The former Ukip leader has appeared at a Donald Trump rally. It went exactly as you would expect.

It is with a heavy heart that I must announce Nigel Farage is at it again.

The on-again, off-again Ukip leader and current Member of the European Parliament has appeared at a Donald Trump rally to lend his support to the presidential candidate.

It was, predictably, distressing.

Farage started by telling his American audience why they, like he, should be positive.

"I come to you from the United Kingdom"

Okay, good start. Undeniably true.

"– with a message of hope –

Again, probably quite true.

Image: Clearly hopeful (Wikipedia Screenshot)

– and optimism.”

Ah.

Image: Nigel Farage in front of a poster showing immigrants who are definitely not European (Getty)

He continues: “If the little people, if the real people–”

Wait, what?

Why is Trump nodding sagely at this?

The little people?

Image: It's a plane with the name Trump on it (Wikimedia Commons)

THE LITTLE PEOPLE?
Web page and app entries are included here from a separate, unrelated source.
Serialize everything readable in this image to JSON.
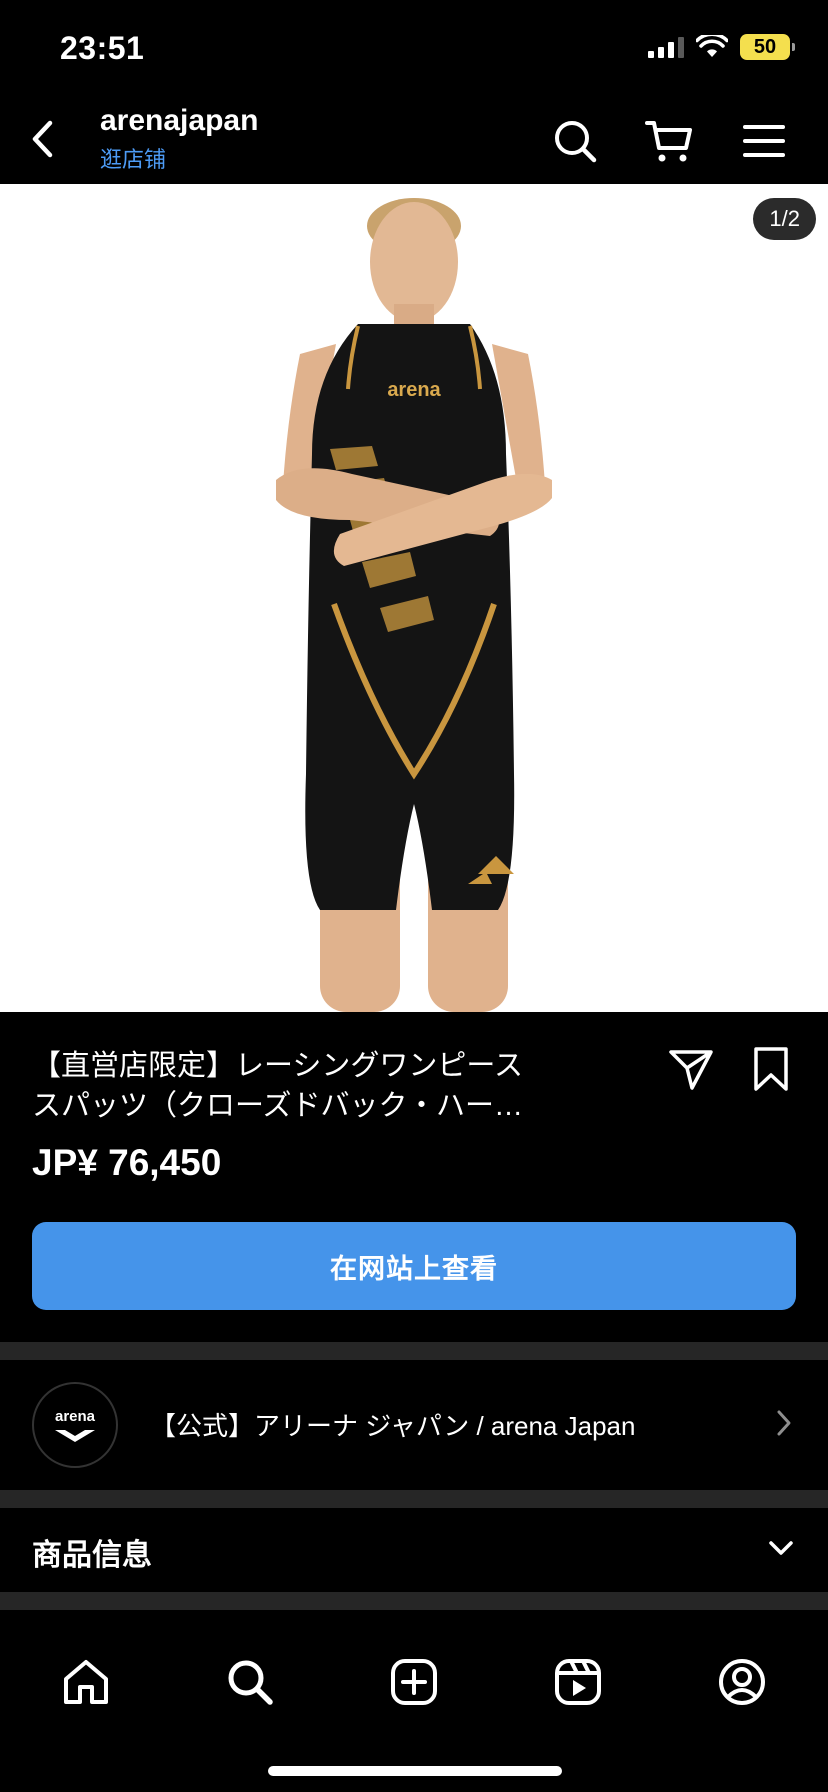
{
  "status_bar": {
    "time": "23:51",
    "battery": "50"
  },
  "header": {
    "shop_name": "arenajapan",
    "shop_link": "逛店铺"
  },
  "gallery": {
    "counter": "1/2",
    "logo_text": "arena"
  },
  "product": {
    "title_line1": "【直営店限定】レーシングワンピース",
    "title_line2": "スパッツ（クローズドバック・ハー…",
    "price": "JP¥ 76,450",
    "view_button": "在网站上查看"
  },
  "seller": {
    "name": "【公式】アリーナ ジャパン / arena Japan",
    "avatar_text": "arena"
  },
  "info_section": {
    "label": "商品信息"
  },
  "colors": {
    "accent": "#4594ea",
    "link": "#4d9bf5",
    "divider": "#262626"
  }
}
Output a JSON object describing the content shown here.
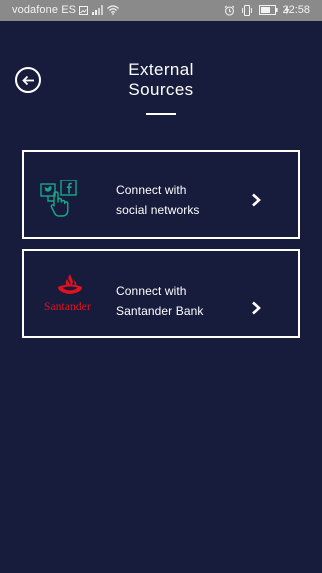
{
  "status_bar": {
    "carrier": "vodafone ES",
    "time": "22:58",
    "icons": [
      "image-icon",
      "signal-icon",
      "wifi-icon",
      "alarm-icon",
      "vibrate-icon",
      "battery-icon",
      "charging-icon"
    ]
  },
  "header": {
    "back_icon": "arrow-left-icon",
    "title_line1": "External",
    "title_line2": "Sources"
  },
  "cards": [
    {
      "id": "social",
      "icon": "social-touch-icon",
      "label_line1": "Connect with",
      "label_line2": "social networks",
      "chevron": "chevron-right-icon"
    },
    {
      "id": "bank",
      "icon": "santander-logo",
      "logo_text": "Santander",
      "label_line1": "Connect with",
      "label_line2": "Santander Bank",
      "chevron": "chevron-right-icon"
    }
  ],
  "colors": {
    "background": "#181c3c",
    "status_bar": "#8a8a8a",
    "accent_green": "#1aa68a",
    "santander_red": "#e3111e",
    "border": "#ffffff"
  }
}
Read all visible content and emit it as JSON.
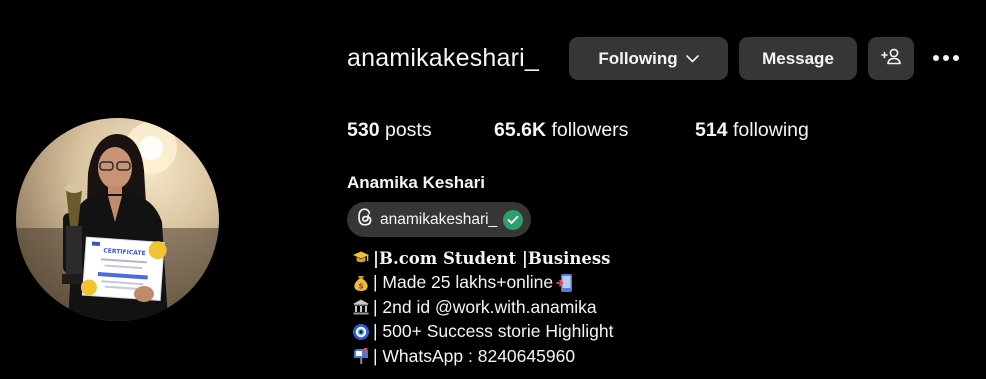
{
  "profile": {
    "username": "anamikakeshari_",
    "full_name": "Anamika Keshari",
    "threads_handle": "anamikakeshari_"
  },
  "actions": {
    "following_label": "Following",
    "message_label": "Message",
    "suggest_icon": "add-person-icon",
    "more_icon": "more-horizontal-icon"
  },
  "stats": {
    "posts_count": "530",
    "posts_label": "posts",
    "followers_count": "65.6K",
    "followers_label": "followers",
    "following_count": "514",
    "following_label": "following"
  },
  "avatar": {
    "certificate_title": "CERTIFICATE"
  },
  "bio": [
    {
      "icon": "graduation-cap-icon",
      "text": "|B.com Student |Business",
      "style": "serif"
    },
    {
      "icon": "money-bag-icon",
      "text": "| Made 25 lakhs+online",
      "trailing_icon": "mobile-arrow-icon"
    },
    {
      "icon": "bank-icon",
      "text": "| 2nd id @work.with.anamika"
    },
    {
      "icon": "nazar-amulet-icon",
      "text": "| 500+ Success storie Highlight"
    },
    {
      "icon": "mailbox-icon",
      "text": "| WhatsApp : 8240645960"
    }
  ],
  "colors": {
    "background": "#000000",
    "button": "#363636",
    "text": "#f5f5f5",
    "verified": "#2e9e6b"
  }
}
Image: It's the word Trump on the side of a skyscraper I can't cope with this (Pixel)

THE ONLY LITTLE PERSON CLOSE TO TRUMP IS RIDING A MASSIVE STUFFED LION

Image: I don't even know what to tell you. It's Trump and his wife and a child riding a stuffed lion. 
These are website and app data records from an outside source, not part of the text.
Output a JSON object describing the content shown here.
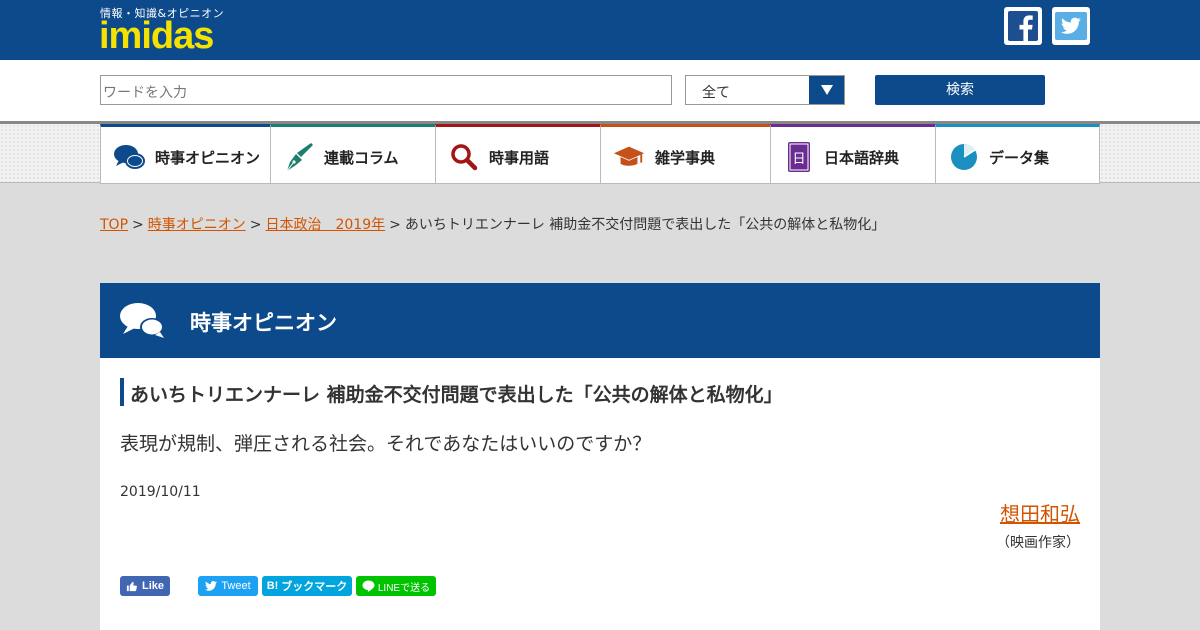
{
  "header": {
    "tagline": "情報・知識&オピニオン",
    "logo": "imidas",
    "brand_color": "#0c4a8b",
    "logo_color": "#f6e200",
    "social": [
      "facebook-icon",
      "twitter-icon"
    ]
  },
  "search": {
    "placeholder": "ワードを入力",
    "scope_selected": "全て",
    "button_label": "検索"
  },
  "nav": {
    "items": [
      {
        "label": "時事オピニオン",
        "icon": "speech-bubbles-icon",
        "color": "#0c4a8b"
      },
      {
        "label": "連載コラム",
        "icon": "fountain-pen-icon",
        "color": "#1a7f6e"
      },
      {
        "label": "時事用語",
        "icon": "magnifier-icon",
        "color": "#a31515"
      },
      {
        "label": "雑学事典",
        "icon": "graduation-cap-icon",
        "color": "#c4501a"
      },
      {
        "label": "日本語辞典",
        "icon": "dictionary-icon",
        "color": "#6a2c91"
      },
      {
        "label": "データ集",
        "icon": "pie-chart-icon",
        "color": "#1a8fc0"
      }
    ]
  },
  "breadcrumb": {
    "items": [
      "TOP",
      "時事オピニオン",
      "日本政治　2019年"
    ],
    "current": "あいちトリエンナーレ 補助金不交付問題で表出した「公共の解体と私物化」"
  },
  "section": {
    "title": "時事オピニオン"
  },
  "article": {
    "title": "あいちトリエンナーレ 補助金不交付問題で表出した「公共の解体と私物化」",
    "lead": "表現が規制、弾圧される社会。それであなたはいいのですか？",
    "date": "2019/10/11",
    "author": "想田和弘",
    "author_role": "（映画作家）"
  },
  "share": {
    "like": "Like",
    "tweet": "Tweet",
    "hatena": "ブックマーク",
    "hatena_prefix": "B!",
    "line": "LINEで送る"
  }
}
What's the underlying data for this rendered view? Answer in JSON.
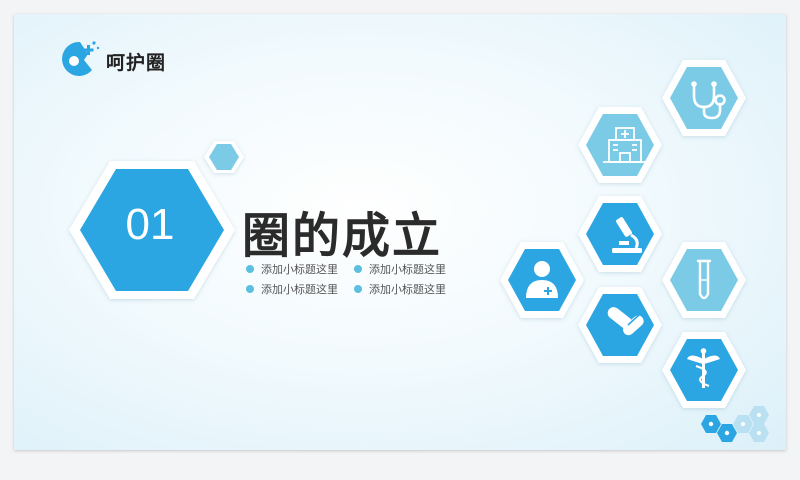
{
  "brand": {
    "name": "呵护圈",
    "accent": "#2ba6e3",
    "accent_light": "#7ccbe6"
  },
  "section": {
    "number": "01",
    "title": "圈的成立",
    "subtitles": [
      "添加小标题这里",
      "添加小标题这里",
      "添加小标题这里",
      "添加小标题这里"
    ]
  },
  "icons": [
    "stethoscope-icon",
    "hospital-icon",
    "microscope-icon",
    "doctor-icon",
    "test-tube-icon",
    "pills-icon",
    "caduceus-icon"
  ]
}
IN A PENTHOUSE

A PENTHOUSE WHICH LOOKS LIKE LIBERACE WAS LET LOOSE WITH THE GILT ON DAY FIVE OF A PARTICULARLY BAD BENDER

Image: So much gold. Just gold, everywhere.
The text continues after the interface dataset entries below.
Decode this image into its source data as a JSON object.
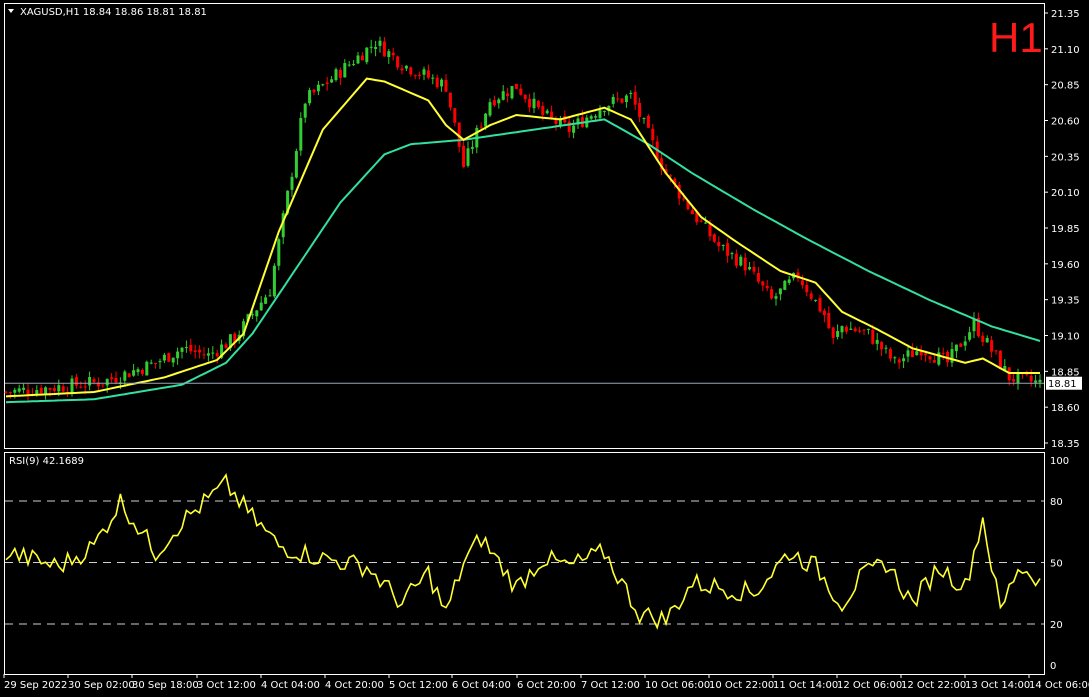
{
  "header": {
    "symbol_line": "XAGUSD,H1  18.84 18.86 18.81 18.81",
    "timeframe_badge": "H1",
    "rsi_label": "RSI(9) 42.1689",
    "current_price": "18.81"
  },
  "colors": {
    "background": "#000000",
    "bull": "#32cd32",
    "bear": "#ff0000",
    "ma_fast": "#ffff33",
    "ma_slow": "#33e0a0",
    "rsi": "#ffff33",
    "grid_frame": "#ffffff",
    "badge": "#ff1a1a"
  },
  "chart_data": [
    {
      "type": "candlestick",
      "title": "XAGUSD,H1",
      "series": [
        {
          "type": "candlestick"
        },
        {
          "type": "line"
        },
        {
          "type": "line"
        }
      ],
      "x_tick_labels": [
        "29 Sep 2022",
        "30 Sep 02:00",
        "30 Sep 18:00",
        "3 Oct 12:00",
        "4 Oct 04:00",
        "4 Oct 20:00",
        "5 Oct 12:00",
        "6 Oct 04:00",
        "6 Oct 20:00",
        "7 Oct 12:00",
        "10 Oct 06:00",
        "10 Oct 22:00",
        "11 Oct 14:00",
        "12 Oct 06:00",
        "12 Oct 22:00",
        "13 Oct 14:00",
        "14 Oct 06:00"
      ],
      "y_tick_labels": [
        "21.35",
        "21.10",
        "20.85",
        "20.60",
        "20.35",
        "20.10",
        "19.85",
        "19.60",
        "19.35",
        "19.10",
        "18.85",
        "18.60",
        "18.35"
      ],
      "ylim": [
        18.3,
        21.4
      ],
      "price_anchors": {
        "x": [
          0,
          10,
          22,
          34,
          40,
          46,
          52,
          60,
          68,
          76,
          84,
          90,
          100,
          104,
          110,
          116,
          122,
          128,
          136,
          142,
          150,
          156,
          162,
          168,
          174,
          180,
          186,
          188,
          190,
          196,
          202,
          208,
          214,
          220,
          228,
          235
        ],
        "close": [
          18.75,
          18.78,
          18.82,
          18.95,
          19.05,
          19.0,
          19.12,
          19.45,
          20.75,
          20.95,
          21.15,
          21.0,
          20.85,
          20.3,
          20.75,
          20.85,
          20.65,
          20.55,
          20.72,
          20.78,
          20.25,
          19.98,
          19.75,
          19.62,
          19.38,
          19.55,
          19.28,
          19.1,
          19.2,
          19.15,
          18.95,
          19.05,
          18.95,
          19.22,
          18.85,
          18.81
        ]
      },
      "ma_fast_anchors": {
        "x": [
          0,
          20,
          36,
          48,
          54,
          62,
          72,
          82,
          86,
          96,
          100,
          104,
          110,
          116,
          126,
          136,
          142,
          150,
          158,
          166,
          176,
          184,
          190,
          198,
          206,
          218,
          222,
          228,
          235
        ],
        "y": [
          18.72,
          18.75,
          18.85,
          18.97,
          19.15,
          19.85,
          20.55,
          20.9,
          20.88,
          20.75,
          20.58,
          20.48,
          20.58,
          20.65,
          20.62,
          20.7,
          20.62,
          20.25,
          19.95,
          19.78,
          19.58,
          19.5,
          19.3,
          19.18,
          19.05,
          18.95,
          18.98,
          18.88,
          18.88
        ]
      },
      "ma_slow_anchors": {
        "x": [
          0,
          20,
          40,
          50,
          56,
          66,
          76,
          86,
          92,
          104,
          120,
          136,
          146,
          156,
          170,
          182,
          196,
          210,
          224,
          235
        ],
        "y": [
          18.68,
          18.7,
          18.8,
          18.95,
          19.15,
          19.6,
          20.05,
          20.38,
          20.45,
          20.48,
          20.55,
          20.62,
          20.45,
          20.25,
          20.0,
          19.8,
          19.58,
          19.38,
          19.2,
          19.1
        ]
      }
    },
    {
      "type": "line",
      "title": "RSI(9) 42.1689",
      "series": [
        {
          "values_anchor_x": [
            0,
            12,
            20,
            26,
            34,
            40,
            50,
            56,
            62,
            72,
            82,
            90,
            96,
            100,
            104,
            108,
            116,
            122,
            128,
            136,
            144,
            150,
            156,
            162,
            170,
            178,
            184,
            190,
            194,
            200,
            206,
            212,
            218,
            222,
            226,
            230,
            235
          ],
          "values": [
            55,
            48,
            58,
            80,
            55,
            70,
            88,
            72,
            58,
            52,
            48,
            30,
            45,
            25,
            50,
            62,
            38,
            52,
            48,
            55,
            25,
            22,
            40,
            38,
            35,
            55,
            48,
            30,
            42,
            50,
            30,
            48,
            38,
            72,
            26,
            48,
            42
          ]
        }
      ],
      "ylim": [
        0,
        100
      ],
      "y_tick_labels": [
        "100",
        "80",
        "50",
        "20",
        "0"
      ],
      "levels": [
        80,
        50,
        20
      ]
    }
  ]
}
HIS WIFE HAS SO MANY BAGS SHE HAS TO EMPLOY A BAG MAN TO CARRY THEM

Image: I did not even know there were so many styles of Louis Vuitton, and my dentists has a lot of old copies of Vogue.

Anyway. Back to Farage, who is telling the little people that they can win "against the forces of global corporatism".

 

Image: Aaaaarggghhhh (Wikipedia Screenshot)

Ugh. Okay. What next? Oh god, he's telling them they can have a Brexit moment.

“... you can beat Washington...”

“... if enough decent people...”

“...are prepared to stand up against the establishment”

Image: A screenshot from Donald Trump's Wikipedia page.

I think I need a lie down.

Watch the full clip here:

Stephanie Boland is digital assistant at the New Statesman. She tweets at @stephanieboland